Your answer must be an exact copy of the data below.

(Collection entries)
· · ·
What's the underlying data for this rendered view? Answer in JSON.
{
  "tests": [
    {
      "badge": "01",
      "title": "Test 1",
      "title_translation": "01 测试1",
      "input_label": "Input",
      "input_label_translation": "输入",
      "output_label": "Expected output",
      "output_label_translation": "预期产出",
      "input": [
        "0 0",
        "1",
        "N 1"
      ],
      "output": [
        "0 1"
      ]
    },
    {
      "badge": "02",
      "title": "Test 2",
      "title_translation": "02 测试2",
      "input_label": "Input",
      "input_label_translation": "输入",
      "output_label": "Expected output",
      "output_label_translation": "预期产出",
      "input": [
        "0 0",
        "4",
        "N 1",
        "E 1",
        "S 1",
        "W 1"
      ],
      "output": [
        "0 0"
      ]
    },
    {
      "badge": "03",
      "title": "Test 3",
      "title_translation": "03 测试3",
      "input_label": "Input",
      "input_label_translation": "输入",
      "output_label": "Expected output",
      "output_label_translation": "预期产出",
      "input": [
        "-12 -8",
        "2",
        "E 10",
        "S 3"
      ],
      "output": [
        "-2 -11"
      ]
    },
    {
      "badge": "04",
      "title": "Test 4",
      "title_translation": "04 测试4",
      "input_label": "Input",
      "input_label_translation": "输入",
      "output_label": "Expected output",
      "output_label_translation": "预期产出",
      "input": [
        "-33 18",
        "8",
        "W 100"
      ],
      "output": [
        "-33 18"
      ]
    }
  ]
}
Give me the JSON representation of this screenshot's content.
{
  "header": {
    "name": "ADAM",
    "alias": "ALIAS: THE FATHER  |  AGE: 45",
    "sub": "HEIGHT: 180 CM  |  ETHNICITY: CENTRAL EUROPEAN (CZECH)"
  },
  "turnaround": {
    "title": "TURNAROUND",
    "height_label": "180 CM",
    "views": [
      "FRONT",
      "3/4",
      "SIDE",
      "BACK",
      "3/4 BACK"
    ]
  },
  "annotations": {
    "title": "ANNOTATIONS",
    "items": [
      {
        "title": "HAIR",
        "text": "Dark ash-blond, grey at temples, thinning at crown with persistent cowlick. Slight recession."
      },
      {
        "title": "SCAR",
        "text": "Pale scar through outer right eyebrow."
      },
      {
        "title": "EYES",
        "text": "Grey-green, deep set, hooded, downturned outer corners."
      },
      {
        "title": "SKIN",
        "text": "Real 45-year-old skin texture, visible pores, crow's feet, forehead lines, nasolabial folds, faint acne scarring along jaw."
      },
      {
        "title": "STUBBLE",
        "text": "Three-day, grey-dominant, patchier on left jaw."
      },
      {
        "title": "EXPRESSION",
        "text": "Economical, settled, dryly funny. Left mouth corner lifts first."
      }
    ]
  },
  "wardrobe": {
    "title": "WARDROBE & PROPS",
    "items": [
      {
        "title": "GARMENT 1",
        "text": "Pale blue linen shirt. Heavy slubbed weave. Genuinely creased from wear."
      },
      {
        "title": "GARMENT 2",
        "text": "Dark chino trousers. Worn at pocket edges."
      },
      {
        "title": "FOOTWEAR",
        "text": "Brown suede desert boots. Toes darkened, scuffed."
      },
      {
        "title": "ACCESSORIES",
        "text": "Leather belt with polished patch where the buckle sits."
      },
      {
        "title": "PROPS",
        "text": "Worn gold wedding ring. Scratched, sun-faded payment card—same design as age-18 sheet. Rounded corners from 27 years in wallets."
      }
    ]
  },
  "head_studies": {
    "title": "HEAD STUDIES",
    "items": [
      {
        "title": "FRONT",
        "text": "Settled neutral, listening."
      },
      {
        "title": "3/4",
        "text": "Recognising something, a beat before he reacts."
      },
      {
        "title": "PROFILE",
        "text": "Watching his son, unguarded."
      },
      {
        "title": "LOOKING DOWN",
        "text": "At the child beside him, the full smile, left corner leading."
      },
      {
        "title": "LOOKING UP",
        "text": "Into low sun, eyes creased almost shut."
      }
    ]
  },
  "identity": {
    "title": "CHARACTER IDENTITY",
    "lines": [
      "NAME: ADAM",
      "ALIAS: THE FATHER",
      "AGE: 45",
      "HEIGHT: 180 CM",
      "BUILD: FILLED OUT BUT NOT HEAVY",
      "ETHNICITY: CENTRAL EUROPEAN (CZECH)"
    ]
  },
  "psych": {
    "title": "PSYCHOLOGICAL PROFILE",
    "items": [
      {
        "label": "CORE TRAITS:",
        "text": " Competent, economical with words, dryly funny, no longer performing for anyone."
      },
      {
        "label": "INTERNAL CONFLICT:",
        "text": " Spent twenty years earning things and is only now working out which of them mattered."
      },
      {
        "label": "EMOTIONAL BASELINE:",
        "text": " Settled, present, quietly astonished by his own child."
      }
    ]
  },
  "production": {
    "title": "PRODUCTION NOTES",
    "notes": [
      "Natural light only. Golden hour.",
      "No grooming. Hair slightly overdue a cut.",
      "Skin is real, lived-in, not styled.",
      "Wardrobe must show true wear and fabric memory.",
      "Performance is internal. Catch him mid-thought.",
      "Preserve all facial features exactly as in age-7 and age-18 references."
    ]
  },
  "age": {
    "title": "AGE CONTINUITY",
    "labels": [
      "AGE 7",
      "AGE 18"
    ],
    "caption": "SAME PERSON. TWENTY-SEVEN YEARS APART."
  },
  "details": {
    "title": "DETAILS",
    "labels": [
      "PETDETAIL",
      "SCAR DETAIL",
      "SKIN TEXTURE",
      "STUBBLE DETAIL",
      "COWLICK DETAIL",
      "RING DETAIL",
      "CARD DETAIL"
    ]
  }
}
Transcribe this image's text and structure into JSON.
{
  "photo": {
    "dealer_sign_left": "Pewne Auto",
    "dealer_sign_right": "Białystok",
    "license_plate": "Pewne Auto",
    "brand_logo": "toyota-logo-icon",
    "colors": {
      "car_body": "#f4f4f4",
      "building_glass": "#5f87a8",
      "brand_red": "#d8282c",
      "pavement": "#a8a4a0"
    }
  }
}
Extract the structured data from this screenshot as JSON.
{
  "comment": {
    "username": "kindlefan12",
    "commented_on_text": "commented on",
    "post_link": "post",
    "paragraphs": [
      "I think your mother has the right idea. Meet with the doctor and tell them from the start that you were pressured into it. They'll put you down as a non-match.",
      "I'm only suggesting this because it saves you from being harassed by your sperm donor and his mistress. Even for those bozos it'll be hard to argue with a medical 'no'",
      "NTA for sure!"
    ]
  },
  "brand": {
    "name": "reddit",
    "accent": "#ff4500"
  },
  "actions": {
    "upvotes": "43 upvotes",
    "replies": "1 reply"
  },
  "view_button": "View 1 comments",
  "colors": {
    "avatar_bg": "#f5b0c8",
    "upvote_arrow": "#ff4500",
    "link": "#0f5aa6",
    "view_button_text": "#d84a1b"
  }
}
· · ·
- **THE ANSWER**:
What's the underlying data for this rendered view? Answer in JSON.
{
  "tests": [
    {
      "badge": "01",
      "title": "Test 1",
      "title_translation": "01 测试1",
      "input_label": "Input",
      "input_label_translation": "输入",
      "output_label": "Expected output",
      "output_label_translation": "预期产出",
      "input": [
        "0 0",
        "1",
        "N 1"
      ],
      "output": [
        "0 1"
      ]
    },
    {
      "badge": "02",
      "title": "Test 2",
      "title_translation": "02 测试2",
      "input_label": "Input",
      "input_label_translation": "输入",
      "output_label": "Expected output",
      "output_label_translation": "预期产出",
      "input": [
        "0 0",
        "4",
        "N 1",
        "E 1",
        "S 1",
        "W 1"
      ],
      "output": [
        "0 0"
      ]
    },
    {
      "badge": "03",
      "title": "Test 3",
      "title_translation": "03 测试3",
      "input_label": "Input",
      "input_label_translation": "输入",
      "output_label": "Expected output",
      "output_label_translation": "预期产出",
      "input": [
        "-12 -8",
        "2",
        "E 10",
        "S 3"
      ],
      "output": [
        "-2 -11"
      ]
    },
    {
      "badge": "04",
      "title": "Test 4",
      "title_translation": "04 测试4",
      "input_label": "Input",
      "input_label_translation": "输入",
      "output_label": "Expected output",
      "output_label_translation": "预期产出",
      "input": [
        "-33 18",
        "8",
        "W 100"
      ],
      "output": [
        "-33 18"
      ]
    }
  ]
}
Give me the JSON representation of this screenshot's content.
{
  "header": {
    "name": "ADAM",
    "alias": "ALIAS: THE FATHER  |  AGE: 45",
    "sub": "HEIGHT: 180 CM  |  ETHNICITY: CENTRAL EUROPEAN (CZECH)"
  },
  "turnaround": {
    "title": "TURNAROUND",
    "height_label": "180 CM",
    "views": [
      "FRONT",
      "3/4",
      "SIDE",
      "BACK",
      "3/4 BACK"
    ]
  },
  "annotations": {
    "title": "ANNOTATIONS",
    "items": [
      {
        "title": "HAIR",
        "text": "Dark ash-blond, grey at temples, thinning at crown with persistent cowlick. Slight recession."
      },
      {
        "title": "SCAR",
        "text": "Pale scar through outer right eyebrow."
      },
      {
        "title": "EYES",
        "text": "Grey-green, deep set, hooded, downturned outer corners."
      },
      {
        "title": "SKIN",
        "text": "Real 45-year-old skin texture, visible pores, crow's feet, forehead lines, nasolabial folds, faint acne scarring along jaw."
      },
      {
        "title": "STUBBLE",
        "text": "Three-day, grey-dominant, patchier on left jaw."
      },
      {
        "title": "EXPRESSION",
        "text": "Economical, settled, dryly funny. Left mouth corner lifts first."
      }
    ]
  },
  "wardrobe": {
    "title": "WARDROBE & PROPS",
    "items": [
      {
        "title": "GARMENT 1",
        "text": "Pale blue linen shirt. Heavy slubbed weave. Genuinely creased from wear."
      },
      {
        "title": "GARMENT 2",
        "text": "Dark chino trousers. Worn at pocket edges."
      },
      {
        "title": "FOOTWEAR",
        "text": "Brown suede desert boots. Toes darkened, scuffed."
      },
      {
        "title": "ACCESSORIES",
        "text": "Leather belt with polished patch where the buckle sits."
      },
      {
        "title": "PROPS",
        "text": "Worn gold wedding ring. Scratched, sun-faded payment card—same design as age-18 sheet. Rounded corners from 27 years in wallets."
      }
    ]
  },
  "head_studies": {
    "title": "HEAD STUDIES",
    "items": [
      {
        "title": "FRONT",
        "text": "Settled neutral, listening."
      },
      {
        "title": "3/4",
        "text": "Recognising something, a beat before he reacts."
      },
      {
        "title": "PROFILE",
        "text": "Watching his son, unguarded."
      },
      {
        "title": "LOOKING DOWN",
        "text": "At the child beside him, the full smile, left corner leading."
      },
      {
        "title": "LOOKING UP",
        "text": "Into low sun, eyes creased almost shut."
      }
    ]
  },
  "identity": {
    "title": "CHARACTER IDENTITY",
    "lines": [
      "NAME: ADAM",
      "ALIAS: THE FATHER",
      "AGE: 45",
      "HEIGHT: 180 CM",
      "BUILD: FILLED OUT BUT NOT HEAVY",
      "ETHNICITY: CENTRAL EUROPEAN (CZECH)"
    ]
  },
  "psych": {
    "title": "PSYCHOLOGICAL PROFILE",
    "items": [
      {
        "label": "CORE TRAITS:",
        "text": " Competent, economical with words, dryly funny, no longer performing for anyone."
      },
      {
        "label": "INTERNAL CONFLICT:",
        "text": " Spent twenty years earning things and is only now working out which of them mattered."
      },
      {
        "label": "EMOTIONAL BASELINE:",
        "text": " Settled, present, quietly astonished by his own child."
      }
    ]
  },
  "production": {
    "title": "PRODUCTION NOTES",
    "notes": [
      "Natural light only. Golden hour.",
      "No grooming. Hair slightly overdue a cut.",
      "Skin is real, lived-in, not styled.",
      "Wardrobe must show true wear and fabric memory.",
      "Performance is internal. Catch him mid-thought.",
      "Preserve all facial features exactly as in age-7 and age-18 references."
    ]
  },
  "age": {
    "title": "AGE CONTINUITY",
    "labels": [
      "AGE 7",
      "AGE 18"
    ],
    "caption": "SAME PERSON. TWENTY-SEVEN YEARS APART."
  },
  "details": {
    "title": "DETAILS",
    "labels": [
      "PETDETAIL",
      "SCAR DETAIL",
      "SKIN TEXTURE",
      "STUBBLE DETAIL",
      "COWLICK DETAIL",
      "RING DETAIL",
      "CARD DETAIL"
    ]
  }
}
Transcribe this image's text and structure into JSON.
{
  "photo": {
    "dealer_sign_left": "Pewne Auto",
    "dealer_sign_right": "Białystok",
    "license_plate": "Pewne Auto",
    "brand_logo": "toyota-logo-icon",
    "colors": {
      "car_body": "#f4f4f4",
      "building_glass": "#5f87a8",
      "brand_red": "#d8282c",
      "pavement": "#a8a4a0"
    }
  }
}
Extract the structured data from this screenshot as JSON.
{
  "comment": {
    "username": "kindlefan12",
    "commented_on_text": "commented on",
    "post_link": "post",
    "paragraphs": [
      "I think your mother has the right idea. Meet with the doctor and tell them from the start that you were pressured into it. They'll put you down as a non-match.",
      "I'm only suggesting this because it saves you from being harassed by your sperm donor and his mistress. Even for those bozos it'll be hard to argue with a medical 'no'",
      "NTA for sure!"
    ]
  },
  "brand": {
    "name": "reddit",
    "accent": "#ff4500"
  },
  "actions": {
    "upvotes": "43 upvotes",
    "replies": "1 reply"
  },
  "view_button": "View 1 comments",
  "colors": {
    "avatar_bg": "#f5b0c8",
    "upvote_arrow": "#ff4500",
    "link": "#0f5aa6",
    "view_button_text": "#d84a1b"
  }
}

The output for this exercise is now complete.